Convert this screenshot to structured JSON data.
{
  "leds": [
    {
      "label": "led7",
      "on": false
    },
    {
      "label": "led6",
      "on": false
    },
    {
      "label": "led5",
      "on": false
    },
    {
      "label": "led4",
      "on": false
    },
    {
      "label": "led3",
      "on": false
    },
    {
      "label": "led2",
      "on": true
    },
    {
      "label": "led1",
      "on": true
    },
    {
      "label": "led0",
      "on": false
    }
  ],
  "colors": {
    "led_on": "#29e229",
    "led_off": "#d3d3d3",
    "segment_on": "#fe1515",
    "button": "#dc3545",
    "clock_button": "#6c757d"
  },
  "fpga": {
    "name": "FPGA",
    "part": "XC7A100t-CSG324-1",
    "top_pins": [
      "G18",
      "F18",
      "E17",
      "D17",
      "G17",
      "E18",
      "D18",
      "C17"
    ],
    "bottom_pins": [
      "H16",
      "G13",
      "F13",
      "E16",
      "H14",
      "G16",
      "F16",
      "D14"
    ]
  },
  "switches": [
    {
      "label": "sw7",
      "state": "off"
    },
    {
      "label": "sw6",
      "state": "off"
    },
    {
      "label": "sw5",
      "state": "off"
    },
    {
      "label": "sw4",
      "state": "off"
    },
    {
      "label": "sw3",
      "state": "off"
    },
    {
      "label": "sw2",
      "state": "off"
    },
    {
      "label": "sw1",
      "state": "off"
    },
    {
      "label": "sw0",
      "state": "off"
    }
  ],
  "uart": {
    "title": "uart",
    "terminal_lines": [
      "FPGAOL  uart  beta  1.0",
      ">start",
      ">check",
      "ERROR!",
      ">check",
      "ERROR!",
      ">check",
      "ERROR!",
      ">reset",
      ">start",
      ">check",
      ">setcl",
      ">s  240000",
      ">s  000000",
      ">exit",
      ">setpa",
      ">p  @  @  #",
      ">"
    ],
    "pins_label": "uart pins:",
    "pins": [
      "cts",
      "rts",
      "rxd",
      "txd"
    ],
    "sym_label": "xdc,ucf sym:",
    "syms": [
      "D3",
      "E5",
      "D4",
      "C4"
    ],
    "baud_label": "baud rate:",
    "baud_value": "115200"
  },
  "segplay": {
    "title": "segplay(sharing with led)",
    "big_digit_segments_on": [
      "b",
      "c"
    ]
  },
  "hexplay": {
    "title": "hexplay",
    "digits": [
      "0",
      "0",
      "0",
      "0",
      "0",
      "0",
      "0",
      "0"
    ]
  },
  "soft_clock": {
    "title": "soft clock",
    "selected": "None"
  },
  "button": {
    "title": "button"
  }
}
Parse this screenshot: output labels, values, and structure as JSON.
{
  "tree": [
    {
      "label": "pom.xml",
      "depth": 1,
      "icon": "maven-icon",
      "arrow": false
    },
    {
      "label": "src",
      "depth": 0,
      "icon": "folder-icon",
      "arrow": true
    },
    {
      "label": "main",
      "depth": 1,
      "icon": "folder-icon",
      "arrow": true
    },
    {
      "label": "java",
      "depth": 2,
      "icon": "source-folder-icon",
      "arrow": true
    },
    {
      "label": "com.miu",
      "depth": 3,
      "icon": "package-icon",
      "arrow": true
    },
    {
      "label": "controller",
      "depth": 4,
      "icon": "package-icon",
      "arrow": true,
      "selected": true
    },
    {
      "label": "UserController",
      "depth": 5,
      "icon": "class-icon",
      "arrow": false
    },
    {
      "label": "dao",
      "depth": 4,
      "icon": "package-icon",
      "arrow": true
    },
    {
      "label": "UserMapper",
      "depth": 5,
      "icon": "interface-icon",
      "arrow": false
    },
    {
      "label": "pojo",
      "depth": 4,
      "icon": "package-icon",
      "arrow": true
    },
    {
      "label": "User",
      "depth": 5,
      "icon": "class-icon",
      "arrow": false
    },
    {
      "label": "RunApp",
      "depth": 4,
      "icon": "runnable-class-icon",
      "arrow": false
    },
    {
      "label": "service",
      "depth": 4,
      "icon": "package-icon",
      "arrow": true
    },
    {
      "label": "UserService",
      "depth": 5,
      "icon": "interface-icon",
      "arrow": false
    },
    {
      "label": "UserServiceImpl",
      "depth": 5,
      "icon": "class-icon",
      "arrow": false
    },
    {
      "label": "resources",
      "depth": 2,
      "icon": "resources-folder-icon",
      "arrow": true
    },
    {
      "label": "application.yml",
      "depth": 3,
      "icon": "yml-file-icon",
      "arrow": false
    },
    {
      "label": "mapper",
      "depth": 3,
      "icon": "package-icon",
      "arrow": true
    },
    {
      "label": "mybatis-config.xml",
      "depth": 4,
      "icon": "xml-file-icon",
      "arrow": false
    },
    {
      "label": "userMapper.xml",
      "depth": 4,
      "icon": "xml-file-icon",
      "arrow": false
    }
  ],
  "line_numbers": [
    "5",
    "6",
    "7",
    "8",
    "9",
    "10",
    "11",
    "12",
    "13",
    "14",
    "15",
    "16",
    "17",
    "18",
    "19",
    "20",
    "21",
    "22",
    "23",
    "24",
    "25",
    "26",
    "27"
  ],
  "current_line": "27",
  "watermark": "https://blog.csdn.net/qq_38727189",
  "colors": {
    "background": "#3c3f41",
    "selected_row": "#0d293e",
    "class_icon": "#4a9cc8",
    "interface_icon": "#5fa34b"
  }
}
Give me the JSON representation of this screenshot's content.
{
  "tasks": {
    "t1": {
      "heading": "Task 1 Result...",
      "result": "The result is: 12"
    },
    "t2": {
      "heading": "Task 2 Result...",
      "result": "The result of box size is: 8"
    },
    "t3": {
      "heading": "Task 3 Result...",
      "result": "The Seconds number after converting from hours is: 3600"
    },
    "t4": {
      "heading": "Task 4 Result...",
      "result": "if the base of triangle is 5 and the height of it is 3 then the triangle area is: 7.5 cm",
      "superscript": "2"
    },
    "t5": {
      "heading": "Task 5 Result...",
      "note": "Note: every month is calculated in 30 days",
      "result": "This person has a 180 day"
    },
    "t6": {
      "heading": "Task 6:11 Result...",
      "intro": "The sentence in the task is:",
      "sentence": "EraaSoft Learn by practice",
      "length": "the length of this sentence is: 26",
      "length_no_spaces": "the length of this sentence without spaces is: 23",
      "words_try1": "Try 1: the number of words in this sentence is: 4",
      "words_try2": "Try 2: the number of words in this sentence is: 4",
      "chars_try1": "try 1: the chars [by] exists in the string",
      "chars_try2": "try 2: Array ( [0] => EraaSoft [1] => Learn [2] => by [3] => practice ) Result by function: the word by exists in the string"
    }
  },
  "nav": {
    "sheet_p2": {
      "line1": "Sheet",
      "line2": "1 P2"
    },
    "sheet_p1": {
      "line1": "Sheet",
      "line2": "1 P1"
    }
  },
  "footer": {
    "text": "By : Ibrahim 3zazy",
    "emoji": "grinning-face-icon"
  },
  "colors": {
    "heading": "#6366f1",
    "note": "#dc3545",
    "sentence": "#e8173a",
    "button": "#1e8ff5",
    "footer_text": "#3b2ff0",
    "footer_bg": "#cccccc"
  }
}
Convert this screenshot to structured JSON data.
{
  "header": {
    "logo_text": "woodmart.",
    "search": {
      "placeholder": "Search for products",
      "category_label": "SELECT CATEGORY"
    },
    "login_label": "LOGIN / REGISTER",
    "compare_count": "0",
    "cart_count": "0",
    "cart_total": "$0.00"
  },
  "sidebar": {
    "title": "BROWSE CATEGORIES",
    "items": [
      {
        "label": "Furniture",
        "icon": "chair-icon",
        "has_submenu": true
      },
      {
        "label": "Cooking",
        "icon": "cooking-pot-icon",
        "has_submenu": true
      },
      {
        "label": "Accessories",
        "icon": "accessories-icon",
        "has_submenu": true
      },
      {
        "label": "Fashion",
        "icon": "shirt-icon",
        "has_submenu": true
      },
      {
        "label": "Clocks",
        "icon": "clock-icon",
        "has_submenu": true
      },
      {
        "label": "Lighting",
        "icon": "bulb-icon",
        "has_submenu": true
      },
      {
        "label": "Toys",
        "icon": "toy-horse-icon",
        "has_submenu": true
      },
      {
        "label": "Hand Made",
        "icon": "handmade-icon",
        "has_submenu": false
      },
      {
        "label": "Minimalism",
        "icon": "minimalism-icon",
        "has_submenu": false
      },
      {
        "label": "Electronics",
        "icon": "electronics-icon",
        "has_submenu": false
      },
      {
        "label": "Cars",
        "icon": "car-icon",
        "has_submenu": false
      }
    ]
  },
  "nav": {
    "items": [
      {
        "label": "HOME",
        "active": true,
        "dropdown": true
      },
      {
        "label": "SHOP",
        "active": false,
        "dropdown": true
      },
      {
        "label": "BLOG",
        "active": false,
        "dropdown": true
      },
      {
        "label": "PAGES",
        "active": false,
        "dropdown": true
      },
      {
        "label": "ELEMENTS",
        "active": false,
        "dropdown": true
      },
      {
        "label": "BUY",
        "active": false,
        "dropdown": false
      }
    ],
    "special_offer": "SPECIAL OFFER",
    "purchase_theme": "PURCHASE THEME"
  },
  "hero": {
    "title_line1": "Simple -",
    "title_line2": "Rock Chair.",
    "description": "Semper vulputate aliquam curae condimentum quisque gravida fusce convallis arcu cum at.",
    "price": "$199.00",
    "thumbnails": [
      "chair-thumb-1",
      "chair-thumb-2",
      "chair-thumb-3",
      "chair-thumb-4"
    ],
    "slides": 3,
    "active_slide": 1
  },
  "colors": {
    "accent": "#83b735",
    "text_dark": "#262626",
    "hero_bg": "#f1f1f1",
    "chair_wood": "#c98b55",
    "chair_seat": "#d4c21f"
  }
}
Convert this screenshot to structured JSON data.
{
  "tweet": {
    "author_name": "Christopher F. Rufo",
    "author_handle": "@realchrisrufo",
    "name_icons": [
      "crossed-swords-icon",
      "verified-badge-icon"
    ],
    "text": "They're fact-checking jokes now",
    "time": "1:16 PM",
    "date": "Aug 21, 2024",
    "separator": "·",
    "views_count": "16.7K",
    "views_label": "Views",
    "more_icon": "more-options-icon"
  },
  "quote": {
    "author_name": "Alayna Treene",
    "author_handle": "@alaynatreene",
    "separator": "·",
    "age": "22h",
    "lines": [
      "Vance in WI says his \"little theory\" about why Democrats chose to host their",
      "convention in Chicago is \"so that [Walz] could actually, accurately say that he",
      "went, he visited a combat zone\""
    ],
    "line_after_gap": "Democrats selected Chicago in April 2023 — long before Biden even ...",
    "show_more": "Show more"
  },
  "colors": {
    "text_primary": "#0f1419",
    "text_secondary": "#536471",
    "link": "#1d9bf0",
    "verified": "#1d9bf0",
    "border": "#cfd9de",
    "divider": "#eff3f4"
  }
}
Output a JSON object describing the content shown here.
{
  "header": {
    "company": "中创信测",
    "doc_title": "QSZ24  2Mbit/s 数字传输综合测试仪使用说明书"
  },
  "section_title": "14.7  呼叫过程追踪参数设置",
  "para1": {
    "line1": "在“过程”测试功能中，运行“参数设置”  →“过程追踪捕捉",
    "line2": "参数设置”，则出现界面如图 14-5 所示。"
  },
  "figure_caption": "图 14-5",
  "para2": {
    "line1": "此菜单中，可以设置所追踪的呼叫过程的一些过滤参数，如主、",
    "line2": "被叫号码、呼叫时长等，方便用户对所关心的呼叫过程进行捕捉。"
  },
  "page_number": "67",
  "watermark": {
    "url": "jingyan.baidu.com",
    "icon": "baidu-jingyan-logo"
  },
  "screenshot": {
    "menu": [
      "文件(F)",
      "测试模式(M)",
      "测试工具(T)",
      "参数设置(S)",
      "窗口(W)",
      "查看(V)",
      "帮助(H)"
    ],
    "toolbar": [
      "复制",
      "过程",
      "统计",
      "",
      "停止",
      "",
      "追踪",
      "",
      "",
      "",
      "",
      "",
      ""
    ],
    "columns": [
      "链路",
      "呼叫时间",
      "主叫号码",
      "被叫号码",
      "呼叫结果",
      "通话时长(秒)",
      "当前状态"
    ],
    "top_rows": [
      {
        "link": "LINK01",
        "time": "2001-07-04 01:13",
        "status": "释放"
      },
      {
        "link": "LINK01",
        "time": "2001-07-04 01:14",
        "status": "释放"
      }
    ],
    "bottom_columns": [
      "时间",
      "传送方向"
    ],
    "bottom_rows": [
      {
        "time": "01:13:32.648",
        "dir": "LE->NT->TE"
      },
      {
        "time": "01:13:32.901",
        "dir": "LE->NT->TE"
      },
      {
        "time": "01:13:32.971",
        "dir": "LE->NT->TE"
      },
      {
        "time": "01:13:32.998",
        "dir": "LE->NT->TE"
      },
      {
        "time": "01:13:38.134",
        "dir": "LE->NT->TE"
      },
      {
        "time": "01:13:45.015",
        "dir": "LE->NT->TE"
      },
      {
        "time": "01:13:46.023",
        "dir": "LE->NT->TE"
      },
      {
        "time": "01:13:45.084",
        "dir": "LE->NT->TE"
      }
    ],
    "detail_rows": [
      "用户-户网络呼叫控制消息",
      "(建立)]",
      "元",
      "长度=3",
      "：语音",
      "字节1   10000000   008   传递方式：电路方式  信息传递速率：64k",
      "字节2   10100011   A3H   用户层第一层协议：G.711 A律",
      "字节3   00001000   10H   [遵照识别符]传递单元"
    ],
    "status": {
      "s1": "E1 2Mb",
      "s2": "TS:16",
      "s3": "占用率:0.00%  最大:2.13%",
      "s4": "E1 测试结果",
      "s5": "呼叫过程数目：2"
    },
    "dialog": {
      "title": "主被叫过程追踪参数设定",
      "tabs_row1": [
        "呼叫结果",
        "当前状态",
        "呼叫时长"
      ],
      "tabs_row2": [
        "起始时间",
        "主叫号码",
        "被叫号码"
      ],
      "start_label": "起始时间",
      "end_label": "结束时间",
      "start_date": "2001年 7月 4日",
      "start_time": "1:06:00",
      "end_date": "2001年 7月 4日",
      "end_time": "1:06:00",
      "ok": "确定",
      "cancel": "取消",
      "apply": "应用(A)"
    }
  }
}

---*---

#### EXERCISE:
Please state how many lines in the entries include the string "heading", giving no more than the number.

#### EXERCISE ANSWER:
7